The side skirts are a chunky affair and really do bulk up the hull when you put them on. I accidentally installed the larger triangular forward section of the side skirt instead of the smaller one with its accompanying sensor unit but I’m not too concerned by this.
The “revolutionary” crewless pizza box like turret again poses no problems except for a small amount of filler at the seam at the front of the turret. A PE section is folded around the sensor unit on the side of the turret, however, one of them fell apart after I cut it off the PE fret. It wasn’t difficult to glue them on the applicable areas, but I didn’t notice the spare that was provided still sitting in the bag. One feature that I’m not really a fan of are these clip in turrets which Panda seem quite fond of because you can’t remove the turret once you clip it into place.
The two Kornet-EM missiles arrays are fiddly, especially the frame beneath the missile tubes so take care with alignment. The instructions show a jig being used to bend the PE covers into shape, but no part numbers are shown for the jig and they are not illustrated in the box contents or found in the box. The mounts for the missiles are quite small so they are quite fragile with one breaking off after clipping the turret into place later on.
With construction over, I was tempted to do a camouflage scheme, but I thought the all over green gave this giant vehicle an intimidating look about it. However, I’m not a fan of the stars and bars decorations seen on the sides so I found some number decals from the spares box. As usual, I started with Mig’s 931 Russian Dark Base for the lower hull and turret areas followed by 0083 Zashchitniy Zaleno on the exposed sides of the vehicle. I sprayed the tracks black, and then added a couple of drops of white and gave a light coat over the trackpads to give it a slightly worn colour.

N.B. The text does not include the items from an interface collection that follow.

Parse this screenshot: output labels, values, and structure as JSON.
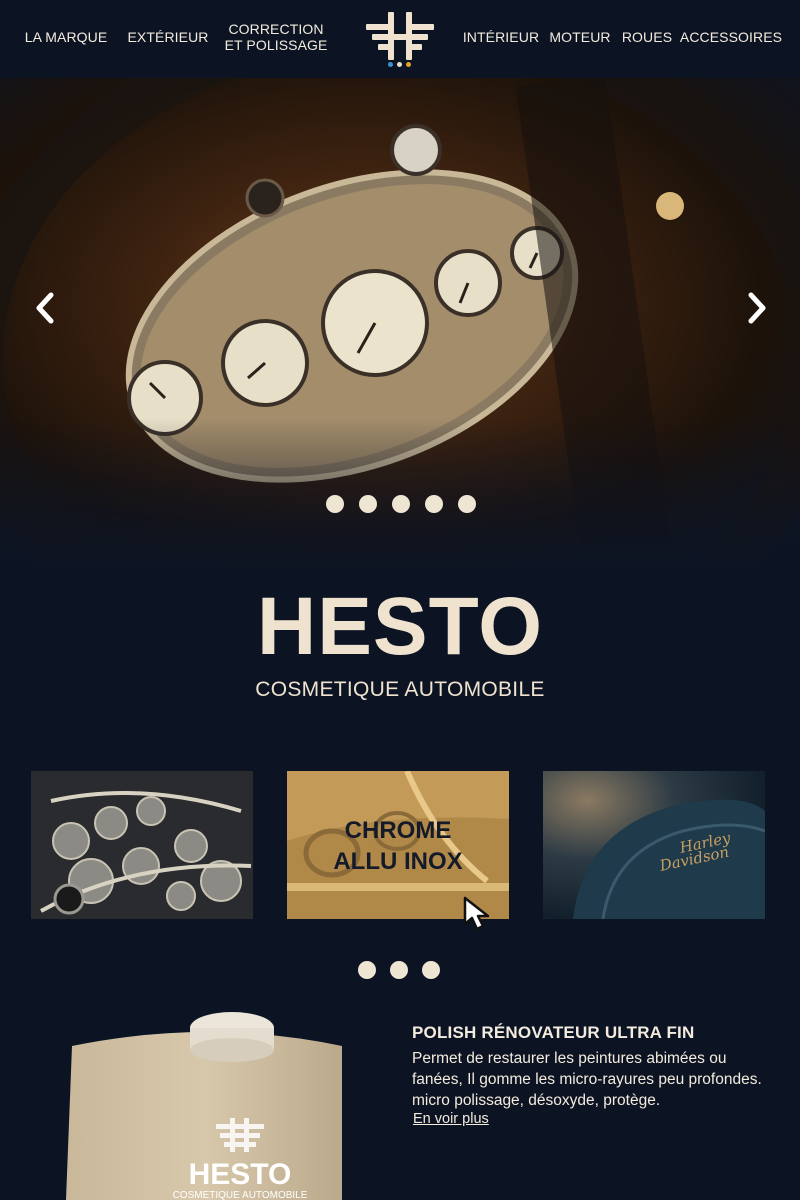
{
  "nav": {
    "items": [
      {
        "label": "LA MARQUE"
      },
      {
        "label": "EXTÉRIEUR"
      },
      {
        "label": "CORRECTION\nET POLISSAGE"
      },
      {
        "label": "INTÉRIEUR"
      },
      {
        "label": "MOTEUR"
      },
      {
        "label": "ROUES"
      },
      {
        "label": "ACCESSOIRES"
      }
    ],
    "logo_dot_colors": [
      "#3d8fd1",
      "#e9e2d4",
      "#e0a42a"
    ]
  },
  "hero": {
    "slide_count": 5,
    "prev_icon": "chevron-left-icon",
    "next_icon": "chevron-right-icon"
  },
  "brand": {
    "title": "HESTO",
    "subtitle": "COSMETIQUE AUTOMOBILE"
  },
  "cards": [
    {
      "image": "engine"
    },
    {
      "image": "classic-car-chrome",
      "line1": "CHROME",
      "line2": "ALLU INOX"
    },
    {
      "image": "motorcycle-tank",
      "image_text": "Harley Davidson"
    }
  ],
  "carousel_dots": 3,
  "product": {
    "title": "POLISH RÉNOVATEUR ULTRA FIN",
    "description": "Permet de restaurer les peintures abimées ou fanées, Il gomme les micro-rayures peu profondes. micro polissage, désoxyde, protège.",
    "link": "En voir plus",
    "can_brand": "HESTO",
    "can_sub": "COSMETIQUE AUTOMOBILE"
  },
  "colors": {
    "background": "#0c1424",
    "text": "#f0e6d6",
    "accent_gold": "#c39a58"
  }
}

I then used Mig’s 933 Russian Light Base on the upper surfaces and then applied a gloss coat before applying the decals to the sides. The colour turned out to be a bit lighter than what I had planned, however as you can see in the pictures at the start of the article, the green can vary quite substantially depending on the light conditions.
Modern vehicles typically don’t show a great deal of weathering so I started my one with a brown overall wash followed by some streaks down the sides as well as a black pin wash to bring out the details.
Photos below show the lens’ on the two sensor pods on the turret to have a golden colour so I painted them carefully with Mig’s Metal 198 Gold which worked ok, but I think would have been better with clear parts for the lens’.
I sprayed some Mig 0070 Medium Brown on the sides and wheels to simulate some dirt, and then Mig 105 Washable Dust over the entire vehicle but focussing on upper surfaces, and also the tracks. I finished off the tracks with an Abteilung 125 Light Mud wash to get into the recesses to finish off the dusty finish. The obligatory matte coat and the Kurganets is finished.
Here is the top turret - the main difference in this kit in close detail...
The Kurganets is certainly an imposing vehicle and looks bulky but the figure from the collection really does emphasize how giant this vehicle actually is.

A walk around showing the whole thing...
This is a hard one to give an objective review because, with warpage, you just don’t know how prevalent the problem is, whether it is just my review sample, or if the whole batch is warped like that. While it was an easy fix, that should never have passed quality control and I certainly wouldn’t be happy to find that in the box if I had paid for it. However, warpage issues aside, the rest of the kit actually goes together quite well and finishes up as quite an impressive model. 
Overall, I think this is a good kit and can recommend it to those who really want a model of the Kurganets because the warping is a relatively easy fix. For those that could be interested, I’d be interested to see if anyone else gets a warped hull like I did.

Paul Lee
Thanks to Panda Hobby for sending this kit to build and review.